Traffic monitoring applications often aggregate traffic in flows, that in essence is a way to divide traffic according to a 5-tuple key (Protocol, IP/port source/destination). Flows are then aggregated for instance according to IP address or protocol, and often represented with timeseries as the one below.
What is missing in all this is how the traffic is distributed over time as everything is flattened, protocols are merged (for instance according the source IP address) and it is not possible to understand intra-flow relationships. For instance to see that when I connect to a remote host, my PC first issues a DNS request to resolve the remote host IP, and them the SSH communication is created.
In order to represent these relationship, and thus understand more about flow interactions, we have created a new tool for nDPI named ndpi2timeline. This tool leverages on Google Chrome/Chromium tracing capabilities to show flow interaction. Usage is simple:
- Suppose that you have saved in
test.pcapthe traffic you want to analyse with nDPI.
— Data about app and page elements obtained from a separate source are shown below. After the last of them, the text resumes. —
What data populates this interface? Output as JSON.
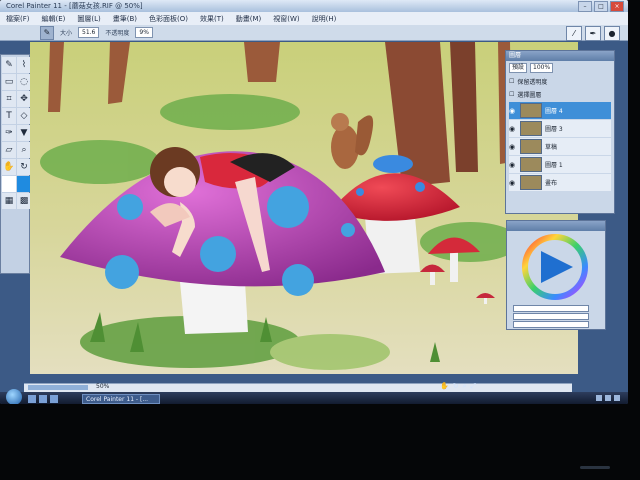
{
  "window": {
    "title": "Corel Painter 11 - [蘑菇女孩.RIF @ 50%]",
    "buttons": [
      "minimize",
      "maximize",
      "close"
    ]
  },
  "menubar": [
    "檔案(F)",
    "編輯(E)",
    "圖層(L)",
    "畫筆(B)",
    "色彩面板(O)",
    "效果(T)",
    "動畫(M)",
    "視窗(W)",
    "說明(H)"
  ],
  "property_bar": {
    "size_label": "大小",
    "size_value": "51.6",
    "opacity_label": "不透明度",
    "opacity_value": "9%"
  },
  "toolbox": {
    "tools": [
      "brush-tool",
      "dropper-tool",
      "selection-tool",
      "lasso-tool",
      "crop-tool",
      "transform-tool",
      "text-tool",
      "shape-tool",
      "pen-tool",
      "fill-tool",
      "eraser-tool",
      "magnifier-tool",
      "grabber-tool",
      "rotate-tool"
    ]
  },
  "layers_panel": {
    "title": "圖層",
    "composite_method": "預設",
    "preserve_label": "保留透明度",
    "pick_label": "選擇圖層",
    "opacity": "100%",
    "layers": [
      {
        "name": "圖層 4",
        "active": true
      },
      {
        "name": "圖層 3",
        "active": false
      },
      {
        "name": "草稿",
        "active": false
      },
      {
        "name": "圖層 1",
        "active": false
      },
      {
        "name": "畫布",
        "active": false
      }
    ]
  },
  "color_panel": {
    "primary": "#1f6fd0",
    "secondary": "#ffffff"
  },
  "status": {
    "zoom": "50%"
  },
  "taskbar": {
    "active_task": "Corel Painter 11 - [..."
  },
  "colors": {
    "screen_bg": "#3c5a86",
    "accent": "#3f8fd8"
  }
}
ndpiReader -C test.csv -i test.pcapso that you can save on test.csv the result of nDPI in CSV format.
- You can now convert this CSV into a JSON file that can be visualised in Chrome according to this format. Type
ndpi2timeline.py test.csv test.json
- Open Chrome and set as URL
chrome://tracing/then drag onto the Chrome window the file
test.jsongenerated at the step above, or simply load with the ‘Load’ button.
The result is shown in the figure below (Note that this tool is used to trace processes so the work ‘Process’ might be misleading in the figure). The traffic is sorted according to each host (192.168.1.33 in the example below) and for each protocol detected by nDPI a horizontal line is created. Clicking on the line, further information is reported at the bottom of the windows (in the example the DNS query that has been performed).
This example shows that it is now possible to depict the flow interactions with a timeline and interactively zoom/drag/drill-down with the mouse. In order to create a report that can be easily navigated, we have decided to collapse flows generated by the same host/protocol in the same line, however this can be changed as necessary changing a couple of lines of code. All this is just an experiment, to demonstrate that the standard timeseries-based reports can now be rethought. In particular, we believe that tracing tools such as Zipkin and Jaeger could be very well used to moving this type of visualisation to the next level. After we complete all these experiments, we’ll likely integrate the results in ntopng.
Please send us your feedback. Enjoy!